It's funny, because my main purpose for the weekend was to get to know people, rather than any spiritual reason. Not that I didn't expect to hear from God, it's just that I didn't go looking for any deep revelations. But Sunday was really a wonderful time of worship and God speaking to me about some things that I've been struggling with for a while—about missions and what role that will play in my future, and the tension I feel between the now of publishing and the desire to serve in overseas missions at some point.

What else…
The Oscars were fun on Sunday. Go LOTR!! I got together with some coworkers to watch and we had fun making fun of some of the fashions as well as predicting winners. I didn’t do so well on that. Darn documentary categories. I made Heather’s vacuum cleaner bars for the event, and they were a bit hit. We had some interesting conversations about politics during the course of the afternoon. They were blown away by the fact that I’m a Republican. Laryssa commented “I don’t think I’ve ever met a real live Republican before!” And Anne said, “It makes sense, though, cause you’re really Christian, right?” Hee hee. Then Laryssa asked me what my views were on gay marriage. It's funny, because my beliefs are really SO very different from theirs, and it's weird to have so little common ground to start from to discuss some of these things. It was a good conversation, though, and it’s been good to share a bit of who I am and what I believe as I get to be closer friends with these girls.

A while ago, but I didn’t mention it here:
I got the time off to go to Wales this summer with the team from Green Hills!! I’ve even booked my flight, since I found an amazing deal on the web…the internet is a wonderful thing. I’m really looking forward to this trip. I know it’ll be a bit of stretching for me this year, since my mom has asked me to teach a group of my own rather than just co-teaching with her. Kinda scares me, but it’ll be good.

This is getting hella long. Hee hee!
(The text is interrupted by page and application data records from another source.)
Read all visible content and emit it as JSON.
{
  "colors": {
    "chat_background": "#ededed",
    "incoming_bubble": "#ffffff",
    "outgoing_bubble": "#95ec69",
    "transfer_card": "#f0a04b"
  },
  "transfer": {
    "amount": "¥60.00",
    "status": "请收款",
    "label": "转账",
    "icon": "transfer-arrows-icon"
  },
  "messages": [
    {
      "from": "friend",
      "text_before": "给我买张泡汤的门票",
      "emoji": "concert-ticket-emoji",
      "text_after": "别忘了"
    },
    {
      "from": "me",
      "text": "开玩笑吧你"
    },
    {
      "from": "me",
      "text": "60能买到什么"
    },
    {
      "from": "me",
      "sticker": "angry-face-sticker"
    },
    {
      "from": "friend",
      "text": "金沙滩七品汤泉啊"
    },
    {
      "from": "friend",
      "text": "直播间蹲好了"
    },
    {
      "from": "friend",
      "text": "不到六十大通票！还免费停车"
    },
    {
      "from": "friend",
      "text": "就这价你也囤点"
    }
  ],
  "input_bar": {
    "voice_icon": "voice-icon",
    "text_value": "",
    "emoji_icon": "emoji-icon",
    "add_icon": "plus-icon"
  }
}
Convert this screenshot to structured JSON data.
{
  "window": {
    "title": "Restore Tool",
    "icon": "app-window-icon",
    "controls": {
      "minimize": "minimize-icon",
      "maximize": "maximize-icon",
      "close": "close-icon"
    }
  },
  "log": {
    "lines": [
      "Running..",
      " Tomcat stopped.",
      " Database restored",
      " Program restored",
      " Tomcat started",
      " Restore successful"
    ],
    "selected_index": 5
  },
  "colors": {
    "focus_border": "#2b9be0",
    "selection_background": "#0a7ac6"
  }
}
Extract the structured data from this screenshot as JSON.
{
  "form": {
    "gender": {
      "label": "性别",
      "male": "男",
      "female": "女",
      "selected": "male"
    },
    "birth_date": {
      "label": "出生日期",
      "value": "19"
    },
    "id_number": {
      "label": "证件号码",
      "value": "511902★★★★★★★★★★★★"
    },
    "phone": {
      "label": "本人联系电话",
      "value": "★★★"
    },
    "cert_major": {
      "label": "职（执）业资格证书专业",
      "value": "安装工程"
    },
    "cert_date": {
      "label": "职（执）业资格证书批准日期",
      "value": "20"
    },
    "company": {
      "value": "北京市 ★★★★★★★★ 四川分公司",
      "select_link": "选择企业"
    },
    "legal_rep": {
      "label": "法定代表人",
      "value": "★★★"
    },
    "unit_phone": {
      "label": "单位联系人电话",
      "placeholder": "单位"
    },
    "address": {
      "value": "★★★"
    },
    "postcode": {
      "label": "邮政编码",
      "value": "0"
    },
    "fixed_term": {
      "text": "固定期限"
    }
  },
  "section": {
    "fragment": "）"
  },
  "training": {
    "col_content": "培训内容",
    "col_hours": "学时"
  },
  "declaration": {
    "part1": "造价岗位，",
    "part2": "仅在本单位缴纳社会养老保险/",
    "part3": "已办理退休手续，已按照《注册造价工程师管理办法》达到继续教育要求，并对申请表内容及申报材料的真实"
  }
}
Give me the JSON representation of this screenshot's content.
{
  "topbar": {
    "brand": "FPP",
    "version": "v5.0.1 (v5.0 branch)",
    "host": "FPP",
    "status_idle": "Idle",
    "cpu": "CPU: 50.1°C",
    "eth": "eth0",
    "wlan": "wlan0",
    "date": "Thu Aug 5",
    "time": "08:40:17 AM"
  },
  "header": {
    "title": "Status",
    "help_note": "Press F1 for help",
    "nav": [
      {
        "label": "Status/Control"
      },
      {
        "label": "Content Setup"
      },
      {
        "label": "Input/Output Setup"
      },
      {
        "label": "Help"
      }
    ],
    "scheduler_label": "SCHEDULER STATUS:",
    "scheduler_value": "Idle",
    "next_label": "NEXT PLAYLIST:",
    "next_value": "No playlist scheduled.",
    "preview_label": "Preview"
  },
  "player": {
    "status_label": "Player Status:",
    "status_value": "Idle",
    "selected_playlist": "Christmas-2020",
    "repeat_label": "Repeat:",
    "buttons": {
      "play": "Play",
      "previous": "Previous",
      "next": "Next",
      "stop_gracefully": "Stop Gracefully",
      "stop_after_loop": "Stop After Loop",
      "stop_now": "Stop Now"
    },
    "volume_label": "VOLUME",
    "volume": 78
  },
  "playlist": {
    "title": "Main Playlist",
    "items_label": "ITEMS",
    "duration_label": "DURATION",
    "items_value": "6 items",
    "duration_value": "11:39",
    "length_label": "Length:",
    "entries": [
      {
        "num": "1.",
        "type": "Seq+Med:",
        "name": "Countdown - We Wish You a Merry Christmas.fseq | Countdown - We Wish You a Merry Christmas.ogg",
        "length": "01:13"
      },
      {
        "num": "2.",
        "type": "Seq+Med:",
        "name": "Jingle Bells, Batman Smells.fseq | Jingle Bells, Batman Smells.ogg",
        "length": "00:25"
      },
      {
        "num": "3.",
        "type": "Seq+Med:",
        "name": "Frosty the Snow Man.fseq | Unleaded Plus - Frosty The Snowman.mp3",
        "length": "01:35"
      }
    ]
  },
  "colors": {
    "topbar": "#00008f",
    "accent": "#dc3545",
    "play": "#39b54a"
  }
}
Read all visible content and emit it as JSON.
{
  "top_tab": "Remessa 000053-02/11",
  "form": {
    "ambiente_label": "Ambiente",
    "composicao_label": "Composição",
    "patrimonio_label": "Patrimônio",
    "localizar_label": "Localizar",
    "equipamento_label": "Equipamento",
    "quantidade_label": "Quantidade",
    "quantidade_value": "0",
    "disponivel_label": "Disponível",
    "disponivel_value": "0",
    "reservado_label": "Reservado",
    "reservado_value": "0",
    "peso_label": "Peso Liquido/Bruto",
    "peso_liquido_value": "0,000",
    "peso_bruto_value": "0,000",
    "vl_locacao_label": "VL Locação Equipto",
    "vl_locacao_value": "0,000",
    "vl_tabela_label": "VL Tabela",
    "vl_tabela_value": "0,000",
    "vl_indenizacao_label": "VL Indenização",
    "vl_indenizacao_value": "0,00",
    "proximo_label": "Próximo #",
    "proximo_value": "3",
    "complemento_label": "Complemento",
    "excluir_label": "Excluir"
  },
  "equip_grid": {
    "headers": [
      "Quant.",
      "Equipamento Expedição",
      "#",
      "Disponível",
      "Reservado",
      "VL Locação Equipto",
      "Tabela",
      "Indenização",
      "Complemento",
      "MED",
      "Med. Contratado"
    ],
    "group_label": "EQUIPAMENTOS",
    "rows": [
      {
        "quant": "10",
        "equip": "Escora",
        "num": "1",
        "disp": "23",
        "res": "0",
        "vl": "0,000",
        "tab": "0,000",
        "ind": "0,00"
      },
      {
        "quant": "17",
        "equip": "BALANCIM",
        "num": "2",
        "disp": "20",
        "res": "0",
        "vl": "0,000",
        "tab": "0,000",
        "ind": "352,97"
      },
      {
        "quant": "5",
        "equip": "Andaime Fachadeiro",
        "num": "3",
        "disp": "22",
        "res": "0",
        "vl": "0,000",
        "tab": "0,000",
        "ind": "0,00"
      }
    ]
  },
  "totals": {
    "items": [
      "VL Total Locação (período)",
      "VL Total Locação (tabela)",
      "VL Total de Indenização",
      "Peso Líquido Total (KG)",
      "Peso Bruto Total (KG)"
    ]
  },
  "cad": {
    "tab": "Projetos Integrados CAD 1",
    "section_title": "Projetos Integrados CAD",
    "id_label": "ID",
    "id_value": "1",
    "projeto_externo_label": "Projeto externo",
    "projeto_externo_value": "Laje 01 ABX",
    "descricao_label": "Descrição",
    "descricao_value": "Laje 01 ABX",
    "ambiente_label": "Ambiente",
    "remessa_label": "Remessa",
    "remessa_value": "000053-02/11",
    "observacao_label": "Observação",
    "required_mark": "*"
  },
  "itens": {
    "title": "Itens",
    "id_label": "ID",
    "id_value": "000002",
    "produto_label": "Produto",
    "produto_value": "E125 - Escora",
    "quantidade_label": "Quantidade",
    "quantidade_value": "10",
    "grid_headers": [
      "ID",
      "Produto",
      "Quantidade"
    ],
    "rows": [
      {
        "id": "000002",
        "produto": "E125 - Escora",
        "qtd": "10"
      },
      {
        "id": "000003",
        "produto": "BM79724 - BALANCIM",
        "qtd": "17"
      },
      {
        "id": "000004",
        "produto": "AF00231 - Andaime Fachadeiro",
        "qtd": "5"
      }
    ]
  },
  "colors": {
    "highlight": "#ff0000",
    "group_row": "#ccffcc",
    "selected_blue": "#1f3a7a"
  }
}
I had an elaborate discussion with some people at retreat about the word “hella,” apparently widely used by San Jose high school students. So using it myself makes me laugh. Anyway. Enough of this; I’m off!
| posted by Barbara | 10:02 PM |